The lenses for the Leica rangefinder cameras are unique in the current landscape of photographic lenses. Leica rangefinder cameras can be classified into two major groups: the screw mount models and the bayonet mount models. The last group has two subgroups: the film-loading cameras and the solid-state FPA-equipped models, also known as digital models. There are a few minor differences between the lenses designed in the film-loading (or analogue) era and the most recent lenses designed in the digital era. The most important differences are (1) the provision of the six-bit coding strip on the backside of the lens (this feature can be used to exchange information between the properties of the lens and the in-camera processing algorithms) and (2) the optical correction (or optimization) of the design to compensate for the small impact that the protective filter in front of the sensor surface has on the path of the light rays. Lenses for the screw mount cameras can be identified by the name of the lens, as was also the case with the earlier series for the bayonet mount cameras (the ‘M’-camera). After the introduction of the Leicaflex, Leitz used the suffix -R or -M to identify lenses for the two ranges of cameras. There is no special identification for the recently introduced or (slightly) redesigned lenses for the digital rangefinder models.
The premium characteristics of the M-lenses are the outstanding performance, the full metal mount, the manual operation and the compact size. The combination of compact size and high image quality is now an unusual one. Recent introductions by Zeiss and by Leica itself (for the SL- and T-cameras) indicate a trend to ever larger physical volumes. The small physical volume limits the optical evolution of the rangefinder designs.

The current designs have already a performance profile that most users have difficulty to fully exploit. At medium apertures the standard lenses are capable of a useful limiting resolution between 100 and 120 lp/mm (measured with the microscope on low speed microfilm, developed in Spur Nanospeed). This translates into a spot of about 0.0042 mm. A 24 x 36 mm sensor would need to have about 40 million pixels to record reliably this high resolution. Presumably 50 million pixels would be required because of the moiré effects at high resolutions. The Leica M-lens however should not be valued only for the high resolution potential, but for the clarity and smoothness of the reproduced details and gradation in the mid-range of spatial frequencies. Any audio aficionado knows that it makes no sense to look only for the high-frequency response of the equipment.
The Leica rangefinder user should however accept that higher levels of performance will be introduced more gradually for M-lenses in the future. The true advances in optical design will be introduced in the modern opto-mechatronic devices, like the Leica T- and SL- systems.
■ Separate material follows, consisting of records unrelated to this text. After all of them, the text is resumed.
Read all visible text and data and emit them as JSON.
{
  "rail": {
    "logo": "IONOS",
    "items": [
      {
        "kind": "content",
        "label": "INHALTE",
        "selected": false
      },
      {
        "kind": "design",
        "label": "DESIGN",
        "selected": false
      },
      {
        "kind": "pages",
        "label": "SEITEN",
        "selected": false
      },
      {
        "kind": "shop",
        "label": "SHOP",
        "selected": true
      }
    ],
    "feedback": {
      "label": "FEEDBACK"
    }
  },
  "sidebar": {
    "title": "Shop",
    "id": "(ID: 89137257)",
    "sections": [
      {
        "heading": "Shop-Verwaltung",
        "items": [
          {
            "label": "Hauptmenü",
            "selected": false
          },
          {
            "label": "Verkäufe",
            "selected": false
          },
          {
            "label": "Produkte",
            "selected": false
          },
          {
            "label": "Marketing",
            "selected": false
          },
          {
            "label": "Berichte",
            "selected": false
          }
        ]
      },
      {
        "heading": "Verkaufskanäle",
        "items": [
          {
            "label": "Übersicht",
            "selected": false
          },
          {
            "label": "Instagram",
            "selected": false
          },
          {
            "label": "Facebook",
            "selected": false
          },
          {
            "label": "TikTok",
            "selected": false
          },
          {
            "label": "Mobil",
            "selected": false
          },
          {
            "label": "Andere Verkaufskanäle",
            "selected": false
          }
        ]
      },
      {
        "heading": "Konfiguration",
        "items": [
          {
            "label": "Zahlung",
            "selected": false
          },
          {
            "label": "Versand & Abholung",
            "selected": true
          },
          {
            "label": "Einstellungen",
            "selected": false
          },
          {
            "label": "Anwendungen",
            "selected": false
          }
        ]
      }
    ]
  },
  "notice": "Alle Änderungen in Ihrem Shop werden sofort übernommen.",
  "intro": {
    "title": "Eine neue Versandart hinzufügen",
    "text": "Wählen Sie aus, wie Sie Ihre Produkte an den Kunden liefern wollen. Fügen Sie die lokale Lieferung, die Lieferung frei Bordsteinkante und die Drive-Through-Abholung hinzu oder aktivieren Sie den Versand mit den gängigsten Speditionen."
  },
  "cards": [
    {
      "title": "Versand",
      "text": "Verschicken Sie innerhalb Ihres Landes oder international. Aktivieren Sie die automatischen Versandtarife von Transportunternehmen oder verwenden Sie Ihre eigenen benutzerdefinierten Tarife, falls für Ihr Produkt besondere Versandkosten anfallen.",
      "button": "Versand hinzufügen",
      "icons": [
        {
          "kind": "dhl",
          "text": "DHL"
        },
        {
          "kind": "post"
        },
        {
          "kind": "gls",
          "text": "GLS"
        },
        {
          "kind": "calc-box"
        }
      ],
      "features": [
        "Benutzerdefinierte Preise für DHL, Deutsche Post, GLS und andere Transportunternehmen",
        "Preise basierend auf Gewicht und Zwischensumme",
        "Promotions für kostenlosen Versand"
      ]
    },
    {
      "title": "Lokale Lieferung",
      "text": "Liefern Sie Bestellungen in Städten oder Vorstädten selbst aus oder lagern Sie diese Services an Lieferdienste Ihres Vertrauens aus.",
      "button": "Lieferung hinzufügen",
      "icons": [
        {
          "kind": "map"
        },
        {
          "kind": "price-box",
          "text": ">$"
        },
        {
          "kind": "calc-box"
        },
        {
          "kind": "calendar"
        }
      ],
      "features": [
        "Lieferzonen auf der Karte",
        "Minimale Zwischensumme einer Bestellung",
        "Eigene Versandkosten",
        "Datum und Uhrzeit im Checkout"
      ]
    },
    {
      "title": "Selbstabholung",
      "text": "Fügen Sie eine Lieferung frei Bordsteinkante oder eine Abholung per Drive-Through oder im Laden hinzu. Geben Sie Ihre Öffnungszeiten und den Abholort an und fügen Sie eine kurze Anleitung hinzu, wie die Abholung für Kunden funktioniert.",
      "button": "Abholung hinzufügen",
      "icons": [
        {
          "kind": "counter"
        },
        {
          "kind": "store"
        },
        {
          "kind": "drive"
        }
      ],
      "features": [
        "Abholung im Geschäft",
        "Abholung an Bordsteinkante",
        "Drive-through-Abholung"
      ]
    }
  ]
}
The complexity of photographic lenses has increased substantially in recent times. A high-speed-high-performance lens, like the Zeiss Otus has twelve elements in ten groups. A comparable lens for the Leica T (1.4/35 mm) has also twelve elements (including two aspherical surfaces) in eight groups. A zoom lens foo the Leica SL has 23 elements and seven moving groups. It is nearly impossible to handle this complexity with the help of the Seidel coefficients or the thin lens approach. The additional mechanical and electronic complexity (image stabilization, autofocus movements), including the analysis of the required accuracy and manufacturing tolerances can only be handled with the help of computer programs. The price for this added complexity is size! Lenses for the Leica M CRF are not as complex, but their physical constraints ask much of the designer to create high quality designs.